With four athletes left, the bar went to 4.82 – beyond her best of the season. She cleared it on the second attempt, only for Olympic champion Suhr to follow her over to regain the lead on countback.

SOARED OVER

The bar was hoisted to 4.89 and, writing a script the organisers could only have dreamed of, Isinbayeva soared over at the first attempt.

Suhr and Silva could not match her, taking silver and bronze respectively, and the Russian tore off to climb into the crowd and hug her coach.

After the sideshow of the world record attempts there came a joyous lap of honour, complete with spectacular cartwheels and backflips, and she was still talking to TV crews 90 minutes after her victory.
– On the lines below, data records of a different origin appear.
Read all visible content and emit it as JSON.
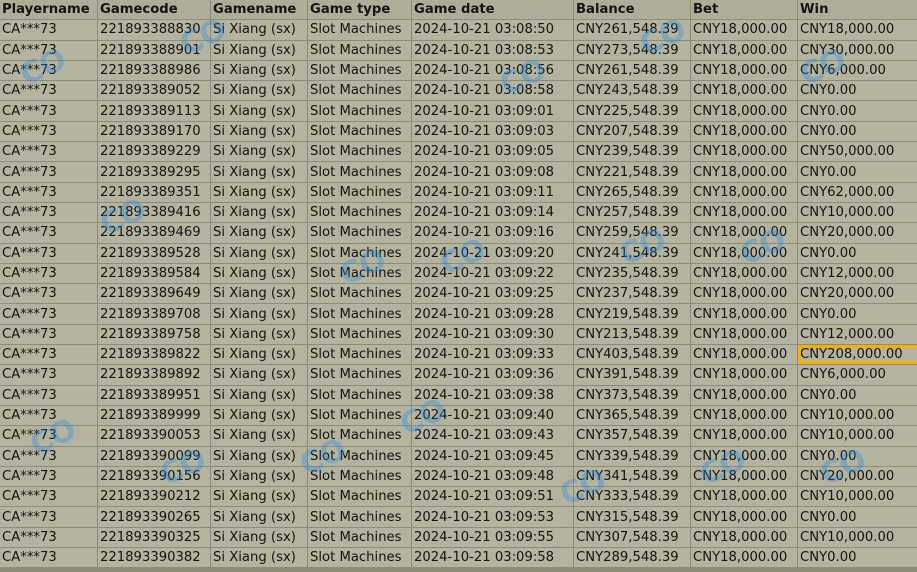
{
  "headers": [
    "Playername",
    "Gamecode",
    "Gamename",
    "Game type",
    "Game date",
    "Balance",
    "Bet",
    "Win"
  ],
  "rows": [
    [
      "CA***73",
      "221893388830",
      "Si Xiang (sx)",
      "Slot Machines",
      "2024-10-21 03:08:50",
      "CNY261,548.39",
      "CNY18,000.00",
      "CNY18,000.00"
    ],
    [
      "CA***73",
      "221893388901",
      "Si Xiang (sx)",
      "Slot Machines",
      "2024-10-21 03:08:53",
      "CNY273,548.39",
      "CNY18,000.00",
      "CNY30,000.00"
    ],
    [
      "CA***73",
      "221893388986",
      "Si Xiang (sx)",
      "Slot Machines",
      "2024-10-21 03:08:56",
      "CNY261,548.39",
      "CNY18,000.00",
      "CNY6,000.00"
    ],
    [
      "CA***73",
      "221893389052",
      "Si Xiang (sx)",
      "Slot Machines",
      "2024-10-21 03:08:58",
      "CNY243,548.39",
      "CNY18,000.00",
      "CNY0.00"
    ],
    [
      "CA***73",
      "221893389113",
      "Si Xiang (sx)",
      "Slot Machines",
      "2024-10-21 03:09:01",
      "CNY225,548.39",
      "CNY18,000.00",
      "CNY0.00"
    ],
    [
      "CA***73",
      "221893389170",
      "Si Xiang (sx)",
      "Slot Machines",
      "2024-10-21 03:09:03",
      "CNY207,548.39",
      "CNY18,000.00",
      "CNY0.00"
    ],
    [
      "CA***73",
      "221893389229",
      "Si Xiang (sx)",
      "Slot Machines",
      "2024-10-21 03:09:05",
      "CNY239,548.39",
      "CNY18,000.00",
      "CNY50,000.00"
    ],
    [
      "CA***73",
      "221893389295",
      "Si Xiang (sx)",
      "Slot Machines",
      "2024-10-21 03:09:08",
      "CNY221,548.39",
      "CNY18,000.00",
      "CNY0.00"
    ],
    [
      "CA***73",
      "221893389351",
      "Si Xiang (sx)",
      "Slot Machines",
      "2024-10-21 03:09:11",
      "CNY265,548.39",
      "CNY18,000.00",
      "CNY62,000.00"
    ],
    [
      "CA***73",
      "221893389416",
      "Si Xiang (sx)",
      "Slot Machines",
      "2024-10-21 03:09:14",
      "CNY257,548.39",
      "CNY18,000.00",
      "CNY10,000.00"
    ],
    [
      "CA***73",
      "221893389469",
      "Si Xiang (sx)",
      "Slot Machines",
      "2024-10-21 03:09:16",
      "CNY259,548.39",
      "CNY18,000.00",
      "CNY20,000.00"
    ],
    [
      "CA***73",
      "221893389528",
      "Si Xiang (sx)",
      "Slot Machines",
      "2024-10-21 03:09:20",
      "CNY241,548.39",
      "CNY18,000.00",
      "CNY0.00"
    ],
    [
      "CA***73",
      "221893389584",
      "Si Xiang (sx)",
      "Slot Machines",
      "2024-10-21 03:09:22",
      "CNY235,548.39",
      "CNY18,000.00",
      "CNY12,000.00"
    ],
    [
      "CA***73",
      "221893389649",
      "Si Xiang (sx)",
      "Slot Machines",
      "2024-10-21 03:09:25",
      "CNY237,548.39",
      "CNY18,000.00",
      "CNY20,000.00"
    ],
    [
      "CA***73",
      "221893389708",
      "Si Xiang (sx)",
      "Slot Machines",
      "2024-10-21 03:09:28",
      "CNY219,548.39",
      "CNY18,000.00",
      "CNY0.00"
    ],
    [
      "CA***73",
      "221893389758",
      "Si Xiang (sx)",
      "Slot Machines",
      "2024-10-21 03:09:30",
      "CNY213,548.39",
      "CNY18,000.00",
      "CNY12,000.00"
    ],
    [
      "CA***73",
      "221893389822",
      "Si Xiang (sx)",
      "Slot Machines",
      "2024-10-21 03:09:33",
      "CNY403,548.39",
      "CNY18,000.00",
      "CNY208,000.00"
    ],
    [
      "CA***73",
      "221893389892",
      "Si Xiang (sx)",
      "Slot Machines",
      "2024-10-21 03:09:36",
      "CNY391,548.39",
      "CNY18,000.00",
      "CNY6,000.00"
    ],
    [
      "CA***73",
      "221893389951",
      "Si Xiang (sx)",
      "Slot Machines",
      "2024-10-21 03:09:38",
      "CNY373,548.39",
      "CNY18,000.00",
      "CNY0.00"
    ],
    [
      "CA***73",
      "221893389999",
      "Si Xiang (sx)",
      "Slot Machines",
      "2024-10-21 03:09:40",
      "CNY365,548.39",
      "CNY18,000.00",
      "CNY10,000.00"
    ],
    [
      "CA***73",
      "221893390053",
      "Si Xiang (sx)",
      "Slot Machines",
      "2024-10-21 03:09:43",
      "CNY357,548.39",
      "CNY18,000.00",
      "CNY10,000.00"
    ],
    [
      "CA***73",
      "221893390099",
      "Si Xiang (sx)",
      "Slot Machines",
      "2024-10-21 03:09:45",
      "CNY339,548.39",
      "CNY18,000.00",
      "CNY0.00"
    ],
    [
      "CA***73",
      "221893390156",
      "Si Xiang (sx)",
      "Slot Machines",
      "2024-10-21 03:09:48",
      "CNY341,548.39",
      "CNY18,000.00",
      "CNY20,000.00"
    ],
    [
      "CA***73",
      "221893390212",
      "Si Xiang (sx)",
      "Slot Machines",
      "2024-10-21 03:09:51",
      "CNY333,548.39",
      "CNY18,000.00",
      "CNY10,000.00"
    ],
    [
      "CA***73",
      "221893390265",
      "Si Xiang (sx)",
      "Slot Machines",
      "2024-10-21 03:09:53",
      "CNY315,548.39",
      "CNY18,000.00",
      "CNY0.00"
    ],
    [
      "CA***73",
      "221893390325",
      "Si Xiang (sx)",
      "Slot Machines",
      "2024-10-21 03:09:55",
      "CNY307,548.39",
      "CNY18,000.00",
      "CNY10,000.00"
    ],
    [
      "CA***73",
      "221893390382",
      "Si Xiang (sx)",
      "Slot Machines",
      "2024-10-21 03:09:58",
      "CNY289,548.39",
      "CNY18,000.00",
      "CNY0.00"
    ]
  ],
  "highlighted_cell": {
    "row": 16,
    "column": 7
  },
  "colors": {
    "cell_background": "#b3b39f",
    "grid_lines": "#8c8c78",
    "highlight_border": "#f0b400",
    "watermark": "#288ce6"
  },
  "watermark": {
    "text": "CO"
  }
}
Another Moscow fairy story turned out to have the last page torn out as heptathlete Brianne Theisen Eaton could not quite complete the combined events double two days after her new husband Ashton Eaton won the decathlon.

The Canadian did all she could in the final 800 metres when she needed to beat Melnichenko by four seconds but the Ukrainian sat on her shoulder throughout.

Melnichenko took gold with 6,586 points to Theisen Eaton’s 6,530 – both personal bests – and Dafne Schippers was third with a Dutch record 6,477.

In the absence of world record holder and Olympic champion David Rudisha, Aman duly won the 800m world title with a well-timed charge.

Djibouti’s Ayanleh Souleiman made all the running but had to settle for bronze as Nick Symmonds swept past him, only for Aman to overhaul the American to win his country’s first global gold at the distance in 1:43.31.

Cheywa led home Lydia Chepkurui for a Kenyan one-two in the women’s 3,000m steeplechase.

There was a dramatic conclusion to the women’s 20km walk when Olympic champion Lashmanova almost blew her chances when she thought she had crossed the finish shortly after entering the stadium but still had a lap to go.

Frantic waving from coaches and fans got the message over, though she was lucky to escape disqualification having broken into a jog, and she got going quickly enough to finish three seconds ahead of team mate Anisya Kirdyapkina.

China’s Liu Hong took bronze after another Russian, Vera Sokolova, was disqualified soon after entering the stadium.

(Editing by: Ed Osmond)